§ SOURCE DATA:
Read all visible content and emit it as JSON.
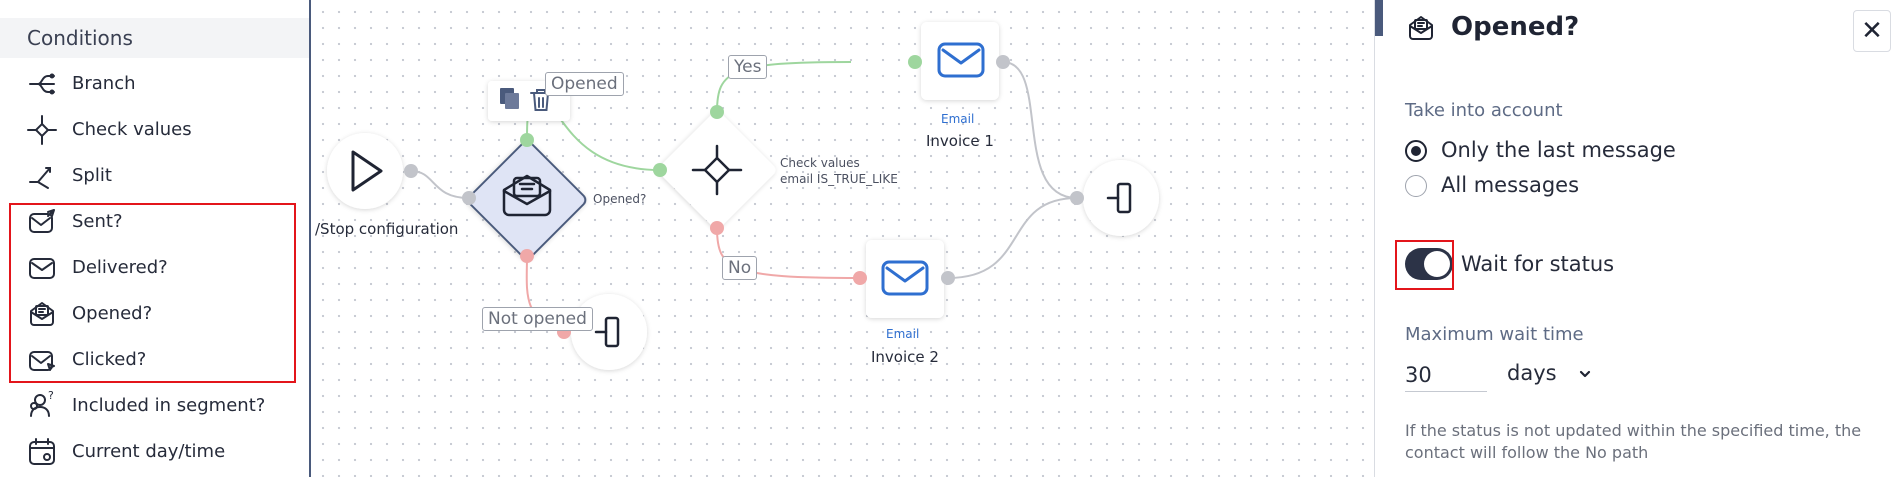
{
  "sidebar": {
    "header": "Conditions",
    "items": [
      {
        "label": "Branch",
        "icon": "branch-icon"
      },
      {
        "label": "Check values",
        "icon": "check-values-icon"
      },
      {
        "label": "Split",
        "icon": "split-icon"
      },
      {
        "label": "Sent?",
        "icon": "sent-icon"
      },
      {
        "label": "Delivered?",
        "icon": "delivered-icon"
      },
      {
        "label": "Opened?",
        "icon": "opened-icon"
      },
      {
        "label": "Clicked?",
        "icon": "clicked-icon"
      },
      {
        "label": "Included in segment?",
        "icon": "segment-icon"
      },
      {
        "label": "Current day/time",
        "icon": "calendar-icon"
      }
    ]
  },
  "canvas": {
    "start_label": "/Stop configuration",
    "opened_node_label": "Opened?",
    "edge_opened_label": "Opened",
    "edge_not_opened_label": "Not opened",
    "check_values_title": "Check values",
    "check_values_expr": "email IS_TRUE_LIKE",
    "edge_yes_label": "Yes",
    "edge_no_label": "No",
    "email1_type": "Email",
    "email1_name": "Invoice 1",
    "email2_type": "Email",
    "email2_name": "Invoice 2"
  },
  "panel": {
    "title": "Opened?",
    "take_into_account_label": "Take into account",
    "options": [
      {
        "label": "Only the last message",
        "checked": true
      },
      {
        "label": "All messages",
        "checked": false
      }
    ],
    "wait_for_status_label": "Wait for status",
    "wait_for_status_enabled": true,
    "max_wait_label": "Maximum wait time",
    "max_wait_value": "30",
    "max_wait_unit": "days",
    "help_text": "If the status is not updated within the specified time, the contact will follow the No path"
  },
  "colors": {
    "accent": "#4a5a7c",
    "yes_edge": "#8fd18f",
    "no_edge": "#f0a0a0",
    "email_icon": "#2f6fd0",
    "highlight": "#e3151b"
  }
}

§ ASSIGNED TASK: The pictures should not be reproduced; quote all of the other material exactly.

§ WRITTEN REPLY:
Read all visible content and emit it as JSON.
{
  "sidebar": {
    "header": "Conditions",
    "items": [
      {
        "label": "Branch",
        "icon": "branch-icon"
      },
      {
        "label": "Check values",
        "icon": "check-values-icon"
      },
      {
        "label": "Split",
        "icon": "split-icon"
      },
      {
        "label": "Sent?",
        "icon": "sent-icon"
      },
      {
        "label": "Delivered?",
        "icon": "delivered-icon"
      },
      {
        "label": "Opened?",
        "icon": "opened-icon"
      },
      {
        "label": "Clicked?",
        "icon": "clicked-icon"
      },
      {
        "label": "Included in segment?",
        "icon": "segment-icon"
      },
      {
        "label": "Current day/time",
        "icon": "calendar-icon"
      }
    ]
  },
  "canvas": {
    "start_label": "/Stop configuration",
    "opened_node_label": "Opened?",
    "edge_opened_label": "Opened",
    "edge_not_opened_label": "Not opened",
    "check_values_title": "Check values",
    "check_values_expr": "email IS_TRUE_LIKE",
    "edge_yes_label": "Yes",
    "edge_no_label": "No",
    "email1_type": "Email",
    "email1_name": "Invoice 1",
    "email2_type": "Email",
    "email2_name": "Invoice 2"
  },
  "panel": {
    "title": "Opened?",
    "take_into_account_label": "Take into account",
    "options": [
      {
        "label": "Only the last message",
        "checked": true
      },
      {
        "label": "All messages",
        "checked": false
      }
    ],
    "wait_for_status_label": "Wait for status",
    "wait_for_status_enabled": true,
    "max_wait_label": "Maximum wait time",
    "max_wait_value": "30",
    "max_wait_unit": "days",
    "help_text": "If the status is not updated within the specified time, the contact will follow the No path"
  },
  "colors": {
    "accent": "#4a5a7c",
    "yes_edge": "#8fd18f",
    "no_edge": "#f0a0a0",
    "email_icon": "#2f6fd0",
    "highlight": "#e3151b"
  }
}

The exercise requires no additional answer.